> _TRY IT_
Reproduce all of the data below without alteration; exclude every picture.

Stored items from a collection
═══
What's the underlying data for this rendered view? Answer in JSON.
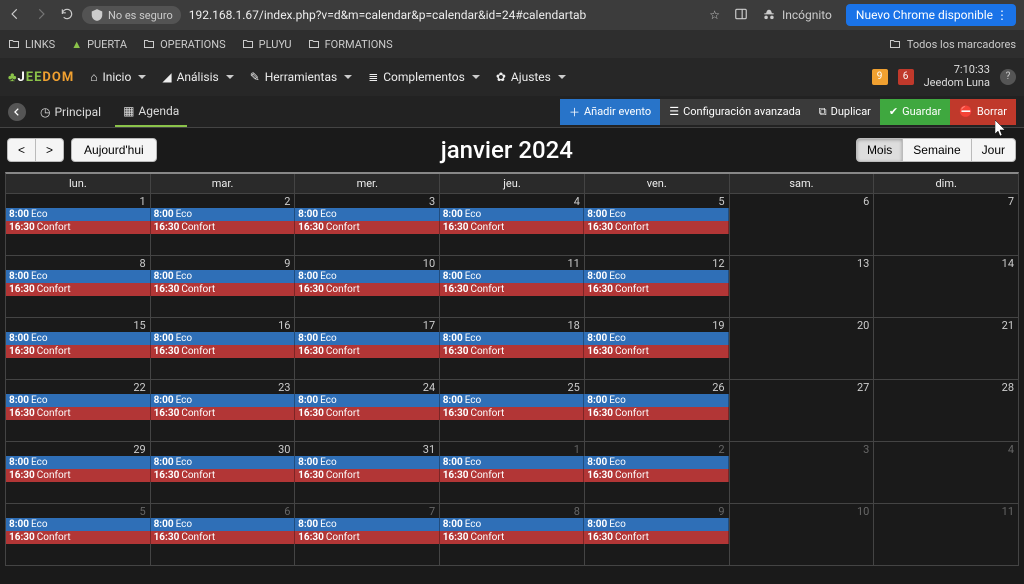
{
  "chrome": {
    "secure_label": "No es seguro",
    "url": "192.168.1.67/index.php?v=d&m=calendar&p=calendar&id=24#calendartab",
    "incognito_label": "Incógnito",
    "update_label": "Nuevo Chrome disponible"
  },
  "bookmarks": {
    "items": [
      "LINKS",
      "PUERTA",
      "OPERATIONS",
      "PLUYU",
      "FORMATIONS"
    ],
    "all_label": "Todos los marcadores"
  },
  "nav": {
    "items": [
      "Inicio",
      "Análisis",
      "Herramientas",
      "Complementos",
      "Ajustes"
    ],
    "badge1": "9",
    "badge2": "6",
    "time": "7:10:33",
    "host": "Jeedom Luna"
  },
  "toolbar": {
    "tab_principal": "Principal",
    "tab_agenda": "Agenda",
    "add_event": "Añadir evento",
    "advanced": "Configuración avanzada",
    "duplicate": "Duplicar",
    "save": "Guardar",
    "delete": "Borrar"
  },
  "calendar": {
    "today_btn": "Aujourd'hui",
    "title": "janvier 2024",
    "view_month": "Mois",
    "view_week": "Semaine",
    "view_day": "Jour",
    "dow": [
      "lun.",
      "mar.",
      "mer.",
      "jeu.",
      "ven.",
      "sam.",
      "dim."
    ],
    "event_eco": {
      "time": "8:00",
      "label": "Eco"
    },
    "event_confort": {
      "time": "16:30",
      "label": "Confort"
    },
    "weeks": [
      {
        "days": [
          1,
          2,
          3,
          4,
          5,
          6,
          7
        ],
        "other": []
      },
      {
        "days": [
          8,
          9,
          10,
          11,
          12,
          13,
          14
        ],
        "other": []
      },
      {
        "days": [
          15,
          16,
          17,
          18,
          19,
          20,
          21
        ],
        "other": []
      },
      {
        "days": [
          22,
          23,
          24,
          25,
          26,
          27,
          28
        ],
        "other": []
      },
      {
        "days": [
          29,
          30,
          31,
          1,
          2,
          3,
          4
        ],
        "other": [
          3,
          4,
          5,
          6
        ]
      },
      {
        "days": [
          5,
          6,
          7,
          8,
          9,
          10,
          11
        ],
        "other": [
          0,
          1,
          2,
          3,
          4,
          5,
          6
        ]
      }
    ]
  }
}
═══
> _RESULT FOR THIS TASK_
What's the underlying data for this rendered view? Answer in JSON.
{
  "chrome": {
    "secure_label": "No es seguro",
    "url": "192.168.1.67/index.php?v=d&m=calendar&p=calendar&id=24#calendartab",
    "incognito_label": "Incógnito",
    "update_label": "Nuevo Chrome disponible"
  },
  "bookmarks": {
    "items": [
      "LINKS",
      "PUERTA",
      "OPERATIONS",
      "PLUYU",
      "FORMATIONS"
    ],
    "all_label": "Todos los marcadores"
  },
  "nav": {
    "items": [
      "Inicio",
      "Análisis",
      "Herramientas",
      "Complementos",
      "Ajustes"
    ],
    "badge1": "9",
    "badge2": "6",
    "time": "7:10:33",
    "host": "Jeedom Luna"
  },
  "toolbar": {
    "tab_principal": "Principal",
    "tab_agenda": "Agenda",
    "add_event": "Añadir evento",
    "advanced": "Configuración avanzada",
    "duplicate": "Duplicar",
    "save": "Guardar",
    "delete": "Borrar"
  },
  "calendar": {
    "today_btn": "Aujourd'hui",
    "title": "janvier 2024",
    "view_month": "Mois",
    "view_week": "Semaine",
    "view_day": "Jour",
    "dow": [
      "lun.",
      "mar.",
      "mer.",
      "jeu.",
      "ven.",
      "sam.",
      "dim."
    ],
    "event_eco": {
      "time": "8:00",
      "label": "Eco"
    },
    "event_confort": {
      "time": "16:30",
      "label": "Confort"
    },
    "weeks": [
      {
        "days": [
          1,
          2,
          3,
          4,
          5,
          6,
          7
        ],
        "other": []
      },
      {
        "days": [
          8,
          9,
          10,
          11,
          12,
          13,
          14
        ],
        "other": []
      },
      {
        "days": [
          15,
          16,
          17,
          18,
          19,
          20,
          21
        ],
        "other": []
      },
      {
        "days": [
          22,
          23,
          24,
          25,
          26,
          27,
          28
        ],
        "other": []
      },
      {
        "days": [
          29,
          30,
          31,
          1,
          2,
          3,
          4
        ],
        "other": [
          3,
          4,
          5,
          6
        ]
      },
      {
        "days": [
          5,
          6,
          7,
          8,
          9,
          10,
          11
        ],
        "other": [
          0,
          1,
          2,
          3,
          4,
          5,
          6
        ]
      }
    ]
  }
}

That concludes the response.